“We were encouraged that many of the districts at the meeting have already explored or currently participate in cost-sharing programs with one another, from sharing vendors and transportation to two districts sharing a superintendent.
“But as voters last March declared by a 3-1 margin in an advisory referendum regarding their school taxes, more has to be done.
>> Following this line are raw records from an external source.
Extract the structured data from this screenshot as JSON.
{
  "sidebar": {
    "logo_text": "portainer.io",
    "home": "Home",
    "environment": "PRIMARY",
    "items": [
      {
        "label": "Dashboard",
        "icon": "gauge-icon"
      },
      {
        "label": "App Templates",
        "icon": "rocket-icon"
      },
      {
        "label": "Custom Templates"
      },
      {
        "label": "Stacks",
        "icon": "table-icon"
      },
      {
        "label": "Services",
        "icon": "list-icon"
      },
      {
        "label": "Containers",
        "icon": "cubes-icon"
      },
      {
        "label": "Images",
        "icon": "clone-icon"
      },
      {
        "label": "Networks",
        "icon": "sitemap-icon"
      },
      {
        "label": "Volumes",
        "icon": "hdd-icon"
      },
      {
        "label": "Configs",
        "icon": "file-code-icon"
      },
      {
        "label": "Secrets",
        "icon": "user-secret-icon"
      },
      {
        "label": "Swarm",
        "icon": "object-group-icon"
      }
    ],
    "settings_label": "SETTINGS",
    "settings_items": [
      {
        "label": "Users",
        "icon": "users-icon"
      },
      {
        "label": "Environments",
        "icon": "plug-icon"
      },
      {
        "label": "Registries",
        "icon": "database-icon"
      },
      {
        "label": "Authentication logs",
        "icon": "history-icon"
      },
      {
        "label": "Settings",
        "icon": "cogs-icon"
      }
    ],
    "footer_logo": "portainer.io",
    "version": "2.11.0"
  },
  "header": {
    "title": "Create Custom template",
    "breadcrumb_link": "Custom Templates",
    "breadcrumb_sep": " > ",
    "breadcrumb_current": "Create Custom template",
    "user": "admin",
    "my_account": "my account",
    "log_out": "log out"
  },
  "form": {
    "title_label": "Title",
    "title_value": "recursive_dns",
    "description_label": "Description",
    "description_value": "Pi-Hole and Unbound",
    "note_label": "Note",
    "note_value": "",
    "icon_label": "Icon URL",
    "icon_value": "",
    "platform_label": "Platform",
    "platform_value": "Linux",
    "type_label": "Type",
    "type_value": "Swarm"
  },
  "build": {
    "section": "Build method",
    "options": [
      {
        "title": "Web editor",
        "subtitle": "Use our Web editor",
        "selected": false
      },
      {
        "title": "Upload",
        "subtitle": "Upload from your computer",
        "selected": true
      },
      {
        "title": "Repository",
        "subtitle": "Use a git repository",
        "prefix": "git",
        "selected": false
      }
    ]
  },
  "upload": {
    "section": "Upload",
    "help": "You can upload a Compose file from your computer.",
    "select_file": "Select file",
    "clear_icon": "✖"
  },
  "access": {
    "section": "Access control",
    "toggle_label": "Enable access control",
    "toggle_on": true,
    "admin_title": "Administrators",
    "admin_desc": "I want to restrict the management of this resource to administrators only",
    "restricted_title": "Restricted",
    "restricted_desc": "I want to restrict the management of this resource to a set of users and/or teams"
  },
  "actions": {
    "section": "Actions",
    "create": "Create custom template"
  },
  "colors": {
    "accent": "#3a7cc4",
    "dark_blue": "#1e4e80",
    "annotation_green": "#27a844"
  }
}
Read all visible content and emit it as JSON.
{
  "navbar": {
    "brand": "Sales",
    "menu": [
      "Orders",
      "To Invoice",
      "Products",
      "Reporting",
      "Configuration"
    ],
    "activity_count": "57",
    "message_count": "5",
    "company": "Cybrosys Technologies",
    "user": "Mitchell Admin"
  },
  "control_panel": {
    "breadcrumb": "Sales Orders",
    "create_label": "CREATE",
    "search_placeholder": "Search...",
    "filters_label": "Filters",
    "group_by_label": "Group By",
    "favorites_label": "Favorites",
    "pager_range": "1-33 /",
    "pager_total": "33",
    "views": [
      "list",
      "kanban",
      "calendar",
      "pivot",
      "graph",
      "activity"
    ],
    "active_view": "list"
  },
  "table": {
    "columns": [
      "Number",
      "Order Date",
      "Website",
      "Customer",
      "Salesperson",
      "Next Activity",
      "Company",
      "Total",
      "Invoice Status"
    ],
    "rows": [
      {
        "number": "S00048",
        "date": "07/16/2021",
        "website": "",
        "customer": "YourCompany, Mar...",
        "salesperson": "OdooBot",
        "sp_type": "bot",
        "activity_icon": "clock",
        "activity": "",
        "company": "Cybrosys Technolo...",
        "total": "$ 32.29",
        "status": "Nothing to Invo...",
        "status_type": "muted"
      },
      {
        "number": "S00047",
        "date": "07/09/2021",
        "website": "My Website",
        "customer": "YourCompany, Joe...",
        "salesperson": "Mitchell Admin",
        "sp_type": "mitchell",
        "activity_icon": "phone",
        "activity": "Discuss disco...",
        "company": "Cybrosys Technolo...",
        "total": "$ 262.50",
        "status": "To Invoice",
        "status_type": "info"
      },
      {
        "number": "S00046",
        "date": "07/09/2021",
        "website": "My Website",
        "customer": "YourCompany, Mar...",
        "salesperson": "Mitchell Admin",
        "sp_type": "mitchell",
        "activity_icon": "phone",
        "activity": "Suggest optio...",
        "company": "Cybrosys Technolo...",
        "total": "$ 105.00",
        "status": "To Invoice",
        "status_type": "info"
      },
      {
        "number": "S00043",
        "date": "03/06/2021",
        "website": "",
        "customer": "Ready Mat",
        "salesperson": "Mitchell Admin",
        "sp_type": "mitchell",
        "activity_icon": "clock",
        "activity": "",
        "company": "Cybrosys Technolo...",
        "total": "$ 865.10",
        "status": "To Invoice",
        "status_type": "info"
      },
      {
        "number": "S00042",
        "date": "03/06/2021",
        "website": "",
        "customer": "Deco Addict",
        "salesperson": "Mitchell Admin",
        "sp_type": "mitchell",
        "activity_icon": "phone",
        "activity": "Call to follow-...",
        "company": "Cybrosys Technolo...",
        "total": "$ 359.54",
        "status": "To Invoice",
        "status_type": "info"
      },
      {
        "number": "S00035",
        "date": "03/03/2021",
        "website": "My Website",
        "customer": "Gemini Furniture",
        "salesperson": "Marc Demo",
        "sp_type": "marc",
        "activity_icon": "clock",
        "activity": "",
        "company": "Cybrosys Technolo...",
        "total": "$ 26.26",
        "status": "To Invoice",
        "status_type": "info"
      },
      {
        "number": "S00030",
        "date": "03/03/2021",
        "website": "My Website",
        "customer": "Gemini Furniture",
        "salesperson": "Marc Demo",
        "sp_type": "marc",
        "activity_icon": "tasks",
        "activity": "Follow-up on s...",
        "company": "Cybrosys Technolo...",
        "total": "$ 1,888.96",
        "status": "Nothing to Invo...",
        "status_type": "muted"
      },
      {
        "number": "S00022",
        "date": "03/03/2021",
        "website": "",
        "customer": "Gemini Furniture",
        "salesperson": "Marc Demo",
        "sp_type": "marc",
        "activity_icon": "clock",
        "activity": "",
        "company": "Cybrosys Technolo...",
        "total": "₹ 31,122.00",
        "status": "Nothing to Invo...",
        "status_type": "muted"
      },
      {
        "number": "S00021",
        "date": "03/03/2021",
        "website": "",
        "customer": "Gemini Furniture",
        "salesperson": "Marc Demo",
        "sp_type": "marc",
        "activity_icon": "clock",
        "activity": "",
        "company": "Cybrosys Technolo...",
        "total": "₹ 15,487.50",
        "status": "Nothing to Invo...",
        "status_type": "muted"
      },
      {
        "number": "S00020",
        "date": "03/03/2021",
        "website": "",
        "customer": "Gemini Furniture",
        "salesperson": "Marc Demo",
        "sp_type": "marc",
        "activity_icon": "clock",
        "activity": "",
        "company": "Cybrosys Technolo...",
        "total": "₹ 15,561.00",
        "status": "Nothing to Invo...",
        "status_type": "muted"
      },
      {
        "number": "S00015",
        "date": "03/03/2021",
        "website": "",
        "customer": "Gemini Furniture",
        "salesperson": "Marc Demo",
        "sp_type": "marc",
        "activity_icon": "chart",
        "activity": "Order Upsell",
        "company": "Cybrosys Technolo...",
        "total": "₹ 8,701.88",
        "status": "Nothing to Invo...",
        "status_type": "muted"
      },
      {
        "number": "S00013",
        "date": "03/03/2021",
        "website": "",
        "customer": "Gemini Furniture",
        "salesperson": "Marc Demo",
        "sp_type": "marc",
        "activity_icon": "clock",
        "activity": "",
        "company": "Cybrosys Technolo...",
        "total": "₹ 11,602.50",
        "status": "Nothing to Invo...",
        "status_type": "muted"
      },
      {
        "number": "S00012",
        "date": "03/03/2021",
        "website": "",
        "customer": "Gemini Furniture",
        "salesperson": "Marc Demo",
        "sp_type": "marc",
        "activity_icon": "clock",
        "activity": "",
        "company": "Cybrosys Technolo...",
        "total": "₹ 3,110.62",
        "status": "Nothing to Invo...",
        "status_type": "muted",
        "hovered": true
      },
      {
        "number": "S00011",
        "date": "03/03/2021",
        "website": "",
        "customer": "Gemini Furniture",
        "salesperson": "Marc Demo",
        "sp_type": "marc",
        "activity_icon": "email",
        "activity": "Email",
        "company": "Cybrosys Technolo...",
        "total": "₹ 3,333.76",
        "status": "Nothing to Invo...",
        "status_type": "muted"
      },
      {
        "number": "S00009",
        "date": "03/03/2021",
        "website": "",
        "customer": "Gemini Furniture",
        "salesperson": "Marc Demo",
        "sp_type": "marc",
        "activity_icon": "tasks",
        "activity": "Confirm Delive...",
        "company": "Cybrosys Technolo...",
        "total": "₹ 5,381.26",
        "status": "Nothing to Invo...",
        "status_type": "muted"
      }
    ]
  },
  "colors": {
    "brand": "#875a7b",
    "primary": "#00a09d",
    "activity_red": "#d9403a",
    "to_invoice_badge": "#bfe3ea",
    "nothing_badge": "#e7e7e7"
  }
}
The property tax burden in McHenry County has become unsustainable – it is forcing out people on fixed incomes, it is deterring young people from settling down here to start families and businesses, and it is deterring employers from creating jobs here.
“The superintendents, school board presidents and other administrative staff who attended the meeting assured us that they are aware of this.
“We urge them, and other districts, to explore every avenue they can to explore new opportunities for cost savings and levy reduction, such as diligently scrutinizing fund balance surpluses, further exploring shared services and examining reducing the size of their administrative staffs.
“We also urge school districts with facilities that are significantly underutilized because of enrollment decreases to explore or revisit closing them, or to share them with other school districts.
“Rather than holding a subsequent meeting with these and other school districts, we have decided that the best way that the county can help districts find cost savings would be for county staff to meet individually with their superintendents, school boards and chief financial officers.
“While we as a county government have no authority over school districts, we encourage them to meet with us one on one.
“We would like to thank Nippersink School District 2, Johnsburg School District 12, Cary School District 26, Crystal Lake Elementary School District 47, Community High School District 155, McHenry High School District 156, Richmond-Burton Community High School District 157, Huntley School District 158, Marengo-Union Elementary School District 165 and Woodstock School District 200 for attending.”